- Resveratrol reverses hypertension.
- Helps regulate estrogen levels.
- Prevent superoxide damage.
Women are exposed to estrogen in several forms such as oral contraceptive pills and hormone replacement therapy. Although estrogen was believed to be cardioprotective, lately, its beneficial effects are being questioned.
Recent studies indicate that oxidative stress in the rostral ventrolateral medulla (RVLM) may play a role in the development of hypertension. Therefore, we hypothesized that chronic exposure to low levels of estradiol-17β (E2) leads to hypertension in female Sprague Dawley (SD) rats potentially through generation of superoxide in the RVLM.
“This is an important study on at least two levels. First, it continues to confirm the negative effect that long-term estrogen exposure has for females. Second, it provides a new rationale for how and why this relationship occurs.”
To test this, young (3-4 months old) female SD rats were either sham-implanted or implanted (s.c.) with slow release E2 pellets (20 ng/day) for 90 days. A group of control and E2-treated animals were fed lab chow or chow containing resveratrol (0.84 g/ Kg of chow), an antioxidant.
Rats were implanted with telemeters to continuously monitor blood pressure (BP) and heart rate (HR). At the end of treatment, the RVLM was isolated for measurements of superoxide. E2 treatment significantly increased mean arterial pressure (mm Hg) and HR (beats/min) compared to sham rats (119.6±0.8 vs. 105.1±0.7 and 371.7±1.5 vs. 354.4±1.3, p<0.0001 respectively).

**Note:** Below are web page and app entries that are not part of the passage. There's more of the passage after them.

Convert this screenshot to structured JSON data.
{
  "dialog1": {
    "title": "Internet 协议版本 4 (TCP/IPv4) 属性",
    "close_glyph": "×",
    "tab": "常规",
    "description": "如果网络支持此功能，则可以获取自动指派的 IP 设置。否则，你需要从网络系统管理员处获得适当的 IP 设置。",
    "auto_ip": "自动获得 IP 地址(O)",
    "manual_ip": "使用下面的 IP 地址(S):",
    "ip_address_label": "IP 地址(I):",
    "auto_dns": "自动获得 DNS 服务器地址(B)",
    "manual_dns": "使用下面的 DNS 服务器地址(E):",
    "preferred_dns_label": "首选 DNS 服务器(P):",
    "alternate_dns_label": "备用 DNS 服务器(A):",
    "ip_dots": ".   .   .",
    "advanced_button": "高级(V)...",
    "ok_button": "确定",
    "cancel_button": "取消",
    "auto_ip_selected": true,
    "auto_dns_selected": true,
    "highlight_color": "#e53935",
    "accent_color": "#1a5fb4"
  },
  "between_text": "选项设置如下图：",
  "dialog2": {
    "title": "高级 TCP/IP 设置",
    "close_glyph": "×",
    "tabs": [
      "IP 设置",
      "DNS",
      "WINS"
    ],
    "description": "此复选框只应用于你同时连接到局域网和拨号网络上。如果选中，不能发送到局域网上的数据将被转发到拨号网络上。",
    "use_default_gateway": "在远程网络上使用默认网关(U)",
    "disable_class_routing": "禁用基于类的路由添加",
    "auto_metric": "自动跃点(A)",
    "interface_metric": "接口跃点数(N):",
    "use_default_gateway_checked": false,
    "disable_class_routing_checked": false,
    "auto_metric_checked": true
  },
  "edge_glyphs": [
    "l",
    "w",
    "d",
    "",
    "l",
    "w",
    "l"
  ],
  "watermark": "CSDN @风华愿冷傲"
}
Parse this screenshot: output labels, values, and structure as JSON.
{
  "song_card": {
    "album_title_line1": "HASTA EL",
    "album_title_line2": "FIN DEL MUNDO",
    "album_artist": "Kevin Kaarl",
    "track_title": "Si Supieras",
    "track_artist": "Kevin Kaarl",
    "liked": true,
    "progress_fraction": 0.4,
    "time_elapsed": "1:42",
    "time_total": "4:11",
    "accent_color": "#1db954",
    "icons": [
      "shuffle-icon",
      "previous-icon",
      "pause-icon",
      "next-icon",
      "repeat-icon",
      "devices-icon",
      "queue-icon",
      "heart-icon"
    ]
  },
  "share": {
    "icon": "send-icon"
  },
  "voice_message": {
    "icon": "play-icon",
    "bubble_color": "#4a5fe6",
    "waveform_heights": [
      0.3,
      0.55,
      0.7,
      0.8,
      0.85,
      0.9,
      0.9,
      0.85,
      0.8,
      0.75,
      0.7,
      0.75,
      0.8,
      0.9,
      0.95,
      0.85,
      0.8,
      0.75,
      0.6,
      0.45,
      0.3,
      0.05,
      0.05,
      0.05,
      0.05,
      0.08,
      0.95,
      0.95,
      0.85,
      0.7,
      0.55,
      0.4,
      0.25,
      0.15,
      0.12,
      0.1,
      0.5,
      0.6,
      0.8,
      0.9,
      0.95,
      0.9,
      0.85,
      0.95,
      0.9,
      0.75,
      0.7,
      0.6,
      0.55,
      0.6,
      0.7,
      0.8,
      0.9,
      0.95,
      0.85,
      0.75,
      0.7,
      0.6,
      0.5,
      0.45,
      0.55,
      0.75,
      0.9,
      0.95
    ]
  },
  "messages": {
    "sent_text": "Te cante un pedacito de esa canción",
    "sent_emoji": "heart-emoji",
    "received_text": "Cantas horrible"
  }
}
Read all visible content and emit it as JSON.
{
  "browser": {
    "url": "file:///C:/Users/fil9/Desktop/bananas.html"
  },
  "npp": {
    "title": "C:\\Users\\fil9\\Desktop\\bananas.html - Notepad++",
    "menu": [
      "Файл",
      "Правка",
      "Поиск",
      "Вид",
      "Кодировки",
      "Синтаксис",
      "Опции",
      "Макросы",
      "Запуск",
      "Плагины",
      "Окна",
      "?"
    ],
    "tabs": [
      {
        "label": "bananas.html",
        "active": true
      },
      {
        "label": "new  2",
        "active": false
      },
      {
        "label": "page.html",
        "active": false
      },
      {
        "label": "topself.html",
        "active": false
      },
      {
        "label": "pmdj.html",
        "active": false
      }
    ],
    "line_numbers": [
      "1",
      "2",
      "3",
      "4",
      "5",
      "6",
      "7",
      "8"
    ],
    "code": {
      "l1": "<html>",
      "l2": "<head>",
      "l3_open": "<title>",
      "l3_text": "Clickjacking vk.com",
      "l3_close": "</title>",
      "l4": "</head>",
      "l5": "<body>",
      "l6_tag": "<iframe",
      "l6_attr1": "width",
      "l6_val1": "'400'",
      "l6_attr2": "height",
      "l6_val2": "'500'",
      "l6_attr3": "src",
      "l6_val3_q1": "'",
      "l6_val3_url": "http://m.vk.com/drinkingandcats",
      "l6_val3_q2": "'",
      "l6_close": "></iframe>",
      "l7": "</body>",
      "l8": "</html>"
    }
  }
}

Superoxide levels in the RVLM (nmol/min*mg) increased significantly in the E2-treated group (0.833±0.11) compared to control (0.532±0.04, p<0.05). Treatment with resveratrol reversed the E2-induced increases in BP and superoxide levels in the RVLM. We conclude that chronic exposure to low levels of E2 induces hypertension and increases superoxide levels in the RVLM and that this effect can be reversed by resveratrol treatment.
Resveratrol regulates superoxide and hypertension.